- _Exercise instructions_: Among the entries below, how many lines include the word "icon"? Reply with only the number.

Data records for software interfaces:
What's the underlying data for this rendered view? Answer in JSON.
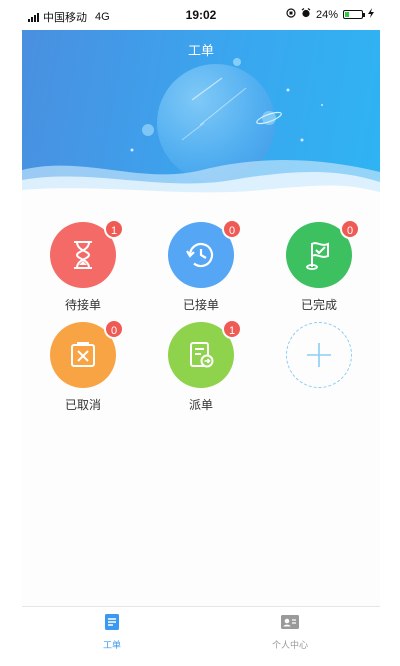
{
  "status_bar": {
    "carrier": "中国移动",
    "network": "4G",
    "time": "19:02",
    "battery": "24%",
    "battery_level": 0.24
  },
  "header": {
    "title": "工单"
  },
  "orders": [
    {
      "label": "待接单",
      "count": "1",
      "color": "#f46a66",
      "icon": "hourglass-icon"
    },
    {
      "label": "已接单",
      "count": "0",
      "color": "#55a6f5",
      "icon": "clock-refresh-icon"
    },
    {
      "label": "已完成",
      "count": "0",
      "color": "#3cc060",
      "icon": "flag-check-icon"
    },
    {
      "label": "已取消",
      "count": "0",
      "color": "#f8a444",
      "icon": "cancel-box-icon"
    },
    {
      "label": "派单",
      "count": "1",
      "color": "#8fd24b",
      "icon": "dispatch-doc-icon"
    }
  ],
  "add_button": {
    "icon": "plus-icon"
  },
  "tabbar": {
    "tabs": [
      {
        "label": "工单",
        "active": true,
        "icon": "document-icon",
        "color": "#3b99f0"
      },
      {
        "label": "个人中心",
        "active": false,
        "icon": "profile-card-icon",
        "color": "#999999"
      }
    ]
  }
}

- _The completed task_: 8